WORK INSTRUCTIONS
Count the lines in the entries below that include the word "JSON". Give nothing but the number.

THE INPUT

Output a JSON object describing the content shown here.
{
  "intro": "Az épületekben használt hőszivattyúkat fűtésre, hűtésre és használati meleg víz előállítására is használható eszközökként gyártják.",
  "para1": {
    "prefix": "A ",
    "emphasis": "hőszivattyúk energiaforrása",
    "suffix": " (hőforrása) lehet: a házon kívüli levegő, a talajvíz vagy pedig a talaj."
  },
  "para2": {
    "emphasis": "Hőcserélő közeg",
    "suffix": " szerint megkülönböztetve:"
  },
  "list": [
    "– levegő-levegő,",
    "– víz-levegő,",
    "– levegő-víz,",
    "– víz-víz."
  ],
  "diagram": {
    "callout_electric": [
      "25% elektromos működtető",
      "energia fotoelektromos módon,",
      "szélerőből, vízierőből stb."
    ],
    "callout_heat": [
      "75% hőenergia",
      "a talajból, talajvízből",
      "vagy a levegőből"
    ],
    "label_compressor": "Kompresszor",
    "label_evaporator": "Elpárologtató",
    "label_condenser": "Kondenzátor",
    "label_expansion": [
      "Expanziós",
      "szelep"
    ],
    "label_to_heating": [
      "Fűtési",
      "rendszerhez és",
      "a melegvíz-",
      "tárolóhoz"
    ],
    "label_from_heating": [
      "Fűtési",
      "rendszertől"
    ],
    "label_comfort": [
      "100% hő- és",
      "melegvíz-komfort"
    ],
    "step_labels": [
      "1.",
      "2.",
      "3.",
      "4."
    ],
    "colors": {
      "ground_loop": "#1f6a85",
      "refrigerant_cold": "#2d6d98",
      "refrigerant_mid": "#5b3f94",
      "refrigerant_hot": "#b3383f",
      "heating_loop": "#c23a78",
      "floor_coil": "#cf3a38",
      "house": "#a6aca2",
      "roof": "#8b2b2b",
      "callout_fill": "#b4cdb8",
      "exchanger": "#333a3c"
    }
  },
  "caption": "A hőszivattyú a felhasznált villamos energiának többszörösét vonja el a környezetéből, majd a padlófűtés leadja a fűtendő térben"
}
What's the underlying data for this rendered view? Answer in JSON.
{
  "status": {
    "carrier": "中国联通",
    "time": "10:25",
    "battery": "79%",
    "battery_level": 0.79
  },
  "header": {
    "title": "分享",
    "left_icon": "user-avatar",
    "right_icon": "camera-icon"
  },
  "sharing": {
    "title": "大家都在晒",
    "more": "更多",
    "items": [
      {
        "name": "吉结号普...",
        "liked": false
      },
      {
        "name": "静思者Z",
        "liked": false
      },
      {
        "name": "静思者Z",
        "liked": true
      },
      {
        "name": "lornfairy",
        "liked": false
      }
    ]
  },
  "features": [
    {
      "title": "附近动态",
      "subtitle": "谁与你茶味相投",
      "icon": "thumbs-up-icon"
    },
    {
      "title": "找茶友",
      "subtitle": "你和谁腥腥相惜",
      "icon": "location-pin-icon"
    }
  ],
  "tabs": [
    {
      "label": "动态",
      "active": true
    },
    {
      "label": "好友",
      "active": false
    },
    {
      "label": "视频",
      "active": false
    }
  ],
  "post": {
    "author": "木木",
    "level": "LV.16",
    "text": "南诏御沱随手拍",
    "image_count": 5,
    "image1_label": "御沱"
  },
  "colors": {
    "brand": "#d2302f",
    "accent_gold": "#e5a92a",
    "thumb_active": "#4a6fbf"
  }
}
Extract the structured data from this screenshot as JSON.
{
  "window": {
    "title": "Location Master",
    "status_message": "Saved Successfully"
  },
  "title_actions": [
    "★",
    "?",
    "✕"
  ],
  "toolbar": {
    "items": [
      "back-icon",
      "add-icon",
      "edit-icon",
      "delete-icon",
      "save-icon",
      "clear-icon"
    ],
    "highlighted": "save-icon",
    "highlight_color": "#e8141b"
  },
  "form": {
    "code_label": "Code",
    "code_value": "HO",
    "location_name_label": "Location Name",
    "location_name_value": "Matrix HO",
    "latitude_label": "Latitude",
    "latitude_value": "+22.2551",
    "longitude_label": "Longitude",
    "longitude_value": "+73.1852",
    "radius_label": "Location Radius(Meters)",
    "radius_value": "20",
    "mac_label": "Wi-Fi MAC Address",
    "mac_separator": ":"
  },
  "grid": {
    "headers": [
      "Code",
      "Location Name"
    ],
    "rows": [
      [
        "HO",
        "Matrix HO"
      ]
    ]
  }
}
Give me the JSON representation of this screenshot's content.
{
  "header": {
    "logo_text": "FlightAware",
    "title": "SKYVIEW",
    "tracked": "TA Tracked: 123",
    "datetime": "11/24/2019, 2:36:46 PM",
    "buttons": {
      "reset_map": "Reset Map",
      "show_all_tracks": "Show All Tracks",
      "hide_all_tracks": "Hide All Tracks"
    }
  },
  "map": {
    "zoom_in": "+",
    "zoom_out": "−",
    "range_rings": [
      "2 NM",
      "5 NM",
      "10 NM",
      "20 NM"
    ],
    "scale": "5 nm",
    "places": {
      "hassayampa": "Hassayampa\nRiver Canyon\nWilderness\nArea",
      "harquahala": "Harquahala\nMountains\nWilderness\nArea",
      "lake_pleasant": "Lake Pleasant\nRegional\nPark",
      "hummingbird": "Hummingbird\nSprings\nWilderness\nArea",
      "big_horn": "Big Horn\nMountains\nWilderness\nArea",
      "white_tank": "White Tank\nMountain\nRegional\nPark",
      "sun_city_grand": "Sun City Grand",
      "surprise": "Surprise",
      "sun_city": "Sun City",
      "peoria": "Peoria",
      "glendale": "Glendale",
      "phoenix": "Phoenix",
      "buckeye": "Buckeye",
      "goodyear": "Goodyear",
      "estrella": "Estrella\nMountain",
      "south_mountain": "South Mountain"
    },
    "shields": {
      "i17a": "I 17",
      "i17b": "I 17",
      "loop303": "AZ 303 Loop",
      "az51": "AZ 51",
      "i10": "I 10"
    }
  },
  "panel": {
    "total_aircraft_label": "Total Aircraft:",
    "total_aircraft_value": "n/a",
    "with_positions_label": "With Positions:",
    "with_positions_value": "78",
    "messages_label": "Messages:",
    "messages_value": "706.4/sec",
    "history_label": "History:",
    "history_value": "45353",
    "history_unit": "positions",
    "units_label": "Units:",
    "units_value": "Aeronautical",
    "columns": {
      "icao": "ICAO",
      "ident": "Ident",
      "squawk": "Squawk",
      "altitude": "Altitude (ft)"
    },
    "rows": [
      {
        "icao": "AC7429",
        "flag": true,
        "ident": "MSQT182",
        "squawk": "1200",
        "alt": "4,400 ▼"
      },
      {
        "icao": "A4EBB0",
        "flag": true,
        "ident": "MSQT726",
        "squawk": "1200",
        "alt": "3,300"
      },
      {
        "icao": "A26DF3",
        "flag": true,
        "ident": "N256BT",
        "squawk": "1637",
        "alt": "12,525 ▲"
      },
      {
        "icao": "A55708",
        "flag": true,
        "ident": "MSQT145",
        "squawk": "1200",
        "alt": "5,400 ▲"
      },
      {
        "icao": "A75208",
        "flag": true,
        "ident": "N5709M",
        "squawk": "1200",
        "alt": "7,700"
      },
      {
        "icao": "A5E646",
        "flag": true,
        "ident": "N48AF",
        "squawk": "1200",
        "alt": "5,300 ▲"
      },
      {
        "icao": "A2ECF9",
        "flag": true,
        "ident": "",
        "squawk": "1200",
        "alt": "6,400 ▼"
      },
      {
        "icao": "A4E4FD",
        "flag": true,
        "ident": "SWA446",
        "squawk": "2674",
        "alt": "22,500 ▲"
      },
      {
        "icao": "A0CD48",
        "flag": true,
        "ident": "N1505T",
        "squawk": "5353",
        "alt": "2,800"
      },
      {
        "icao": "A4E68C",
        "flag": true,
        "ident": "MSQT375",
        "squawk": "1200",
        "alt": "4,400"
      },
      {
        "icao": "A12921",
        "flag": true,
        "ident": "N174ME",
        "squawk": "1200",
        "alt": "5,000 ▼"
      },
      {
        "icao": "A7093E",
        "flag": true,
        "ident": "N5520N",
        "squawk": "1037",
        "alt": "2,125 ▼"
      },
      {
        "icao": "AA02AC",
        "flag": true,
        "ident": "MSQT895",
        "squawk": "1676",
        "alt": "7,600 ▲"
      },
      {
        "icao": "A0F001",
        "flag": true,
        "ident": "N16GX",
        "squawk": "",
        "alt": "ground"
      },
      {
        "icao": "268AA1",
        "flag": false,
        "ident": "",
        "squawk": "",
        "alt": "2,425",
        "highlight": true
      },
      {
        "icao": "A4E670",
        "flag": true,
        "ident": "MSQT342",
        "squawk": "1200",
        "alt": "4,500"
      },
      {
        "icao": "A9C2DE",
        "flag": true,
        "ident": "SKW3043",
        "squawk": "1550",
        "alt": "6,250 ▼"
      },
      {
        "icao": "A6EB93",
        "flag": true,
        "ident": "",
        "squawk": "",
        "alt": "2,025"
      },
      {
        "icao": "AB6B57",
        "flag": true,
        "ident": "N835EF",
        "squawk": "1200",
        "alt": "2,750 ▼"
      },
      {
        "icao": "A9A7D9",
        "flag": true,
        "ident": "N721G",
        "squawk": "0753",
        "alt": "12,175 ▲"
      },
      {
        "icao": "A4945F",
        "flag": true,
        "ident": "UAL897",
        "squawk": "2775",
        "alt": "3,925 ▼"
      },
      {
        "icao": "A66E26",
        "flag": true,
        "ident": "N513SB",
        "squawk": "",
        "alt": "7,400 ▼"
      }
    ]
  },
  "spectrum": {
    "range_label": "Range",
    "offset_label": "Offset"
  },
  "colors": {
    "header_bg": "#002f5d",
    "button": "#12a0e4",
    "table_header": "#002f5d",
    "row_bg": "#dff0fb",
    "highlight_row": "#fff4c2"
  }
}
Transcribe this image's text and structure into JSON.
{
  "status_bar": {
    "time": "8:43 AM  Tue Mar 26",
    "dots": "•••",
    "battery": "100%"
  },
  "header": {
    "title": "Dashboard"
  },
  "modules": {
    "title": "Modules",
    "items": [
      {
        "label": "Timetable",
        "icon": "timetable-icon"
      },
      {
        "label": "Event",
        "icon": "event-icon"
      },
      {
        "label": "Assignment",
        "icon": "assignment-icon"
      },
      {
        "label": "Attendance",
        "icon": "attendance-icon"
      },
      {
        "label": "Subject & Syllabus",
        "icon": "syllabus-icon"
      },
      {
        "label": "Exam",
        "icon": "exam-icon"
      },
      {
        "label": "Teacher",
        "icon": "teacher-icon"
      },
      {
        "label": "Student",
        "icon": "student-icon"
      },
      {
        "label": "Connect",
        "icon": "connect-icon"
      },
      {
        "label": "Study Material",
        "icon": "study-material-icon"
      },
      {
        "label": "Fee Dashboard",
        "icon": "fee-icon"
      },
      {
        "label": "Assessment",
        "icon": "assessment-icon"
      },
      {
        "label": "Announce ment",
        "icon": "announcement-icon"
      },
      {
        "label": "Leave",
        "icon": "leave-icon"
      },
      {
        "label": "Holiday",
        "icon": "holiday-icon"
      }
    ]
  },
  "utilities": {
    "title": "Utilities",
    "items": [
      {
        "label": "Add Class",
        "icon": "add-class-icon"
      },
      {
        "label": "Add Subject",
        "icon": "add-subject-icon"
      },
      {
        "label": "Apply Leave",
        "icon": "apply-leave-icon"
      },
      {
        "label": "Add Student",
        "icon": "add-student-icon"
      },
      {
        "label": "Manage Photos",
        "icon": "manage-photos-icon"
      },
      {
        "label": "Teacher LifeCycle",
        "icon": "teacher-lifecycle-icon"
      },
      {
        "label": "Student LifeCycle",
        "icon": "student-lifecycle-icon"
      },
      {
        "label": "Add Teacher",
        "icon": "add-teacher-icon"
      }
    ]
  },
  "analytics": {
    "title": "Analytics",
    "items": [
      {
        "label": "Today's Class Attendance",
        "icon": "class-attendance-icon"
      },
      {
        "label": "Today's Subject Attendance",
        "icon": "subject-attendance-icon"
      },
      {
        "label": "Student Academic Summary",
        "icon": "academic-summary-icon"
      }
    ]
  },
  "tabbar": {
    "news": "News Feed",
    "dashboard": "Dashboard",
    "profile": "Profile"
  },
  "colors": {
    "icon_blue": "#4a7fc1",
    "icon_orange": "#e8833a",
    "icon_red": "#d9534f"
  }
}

TASK ANSWER
5